Lewis, J.; Camley, R.E.
Exploring Projections for HIV Infection with Pre-Exposure Prophylaxis Usage in a High-Risk Population. *Appl. Sci.* **2022**, *12*, 8359.
https://doi.org/10.3390/app12168359

**AMA Style**

Lewis J, Camley RE.
Exploring Projections for HIV Infection with Pre-Exposure Prophylaxis Usage in a High-Risk Population. *Applied Sciences*. 2022; 12(16):8359.
https://doi.org/10.3390/app12168359

**Chicago/Turabian Style**

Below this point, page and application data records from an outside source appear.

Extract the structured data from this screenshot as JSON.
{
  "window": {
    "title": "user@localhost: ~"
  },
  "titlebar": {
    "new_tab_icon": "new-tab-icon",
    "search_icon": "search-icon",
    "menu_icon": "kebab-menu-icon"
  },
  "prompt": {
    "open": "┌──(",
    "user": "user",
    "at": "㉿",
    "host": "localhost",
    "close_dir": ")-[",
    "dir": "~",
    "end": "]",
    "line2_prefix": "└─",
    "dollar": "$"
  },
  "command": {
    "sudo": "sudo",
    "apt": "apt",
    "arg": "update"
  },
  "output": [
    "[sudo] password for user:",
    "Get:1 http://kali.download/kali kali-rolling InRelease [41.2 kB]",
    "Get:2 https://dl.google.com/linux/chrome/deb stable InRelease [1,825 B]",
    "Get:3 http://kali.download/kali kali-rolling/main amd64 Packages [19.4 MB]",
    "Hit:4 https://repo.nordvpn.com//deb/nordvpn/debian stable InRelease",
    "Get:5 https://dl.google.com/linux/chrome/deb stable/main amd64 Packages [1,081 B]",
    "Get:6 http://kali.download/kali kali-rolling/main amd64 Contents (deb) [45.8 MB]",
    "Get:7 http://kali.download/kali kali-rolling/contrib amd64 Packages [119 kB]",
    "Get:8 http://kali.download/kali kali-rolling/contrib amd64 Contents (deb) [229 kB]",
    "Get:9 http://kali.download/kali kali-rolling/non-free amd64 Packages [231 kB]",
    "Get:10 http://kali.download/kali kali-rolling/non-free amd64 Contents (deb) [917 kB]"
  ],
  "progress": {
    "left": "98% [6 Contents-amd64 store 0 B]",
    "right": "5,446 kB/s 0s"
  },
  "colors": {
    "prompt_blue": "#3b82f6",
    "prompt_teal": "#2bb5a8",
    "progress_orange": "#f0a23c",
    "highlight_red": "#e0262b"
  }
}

Lewis, Jeramy, and Robert E. Camley.
2022. "Exploring Projections for HIV Infection with Pre-Exposure Prophylaxis Usage in a High-Risk Population" *Applied Sciences* 12, no. 16: 8359.
https://doi.org/10.3390/app12168359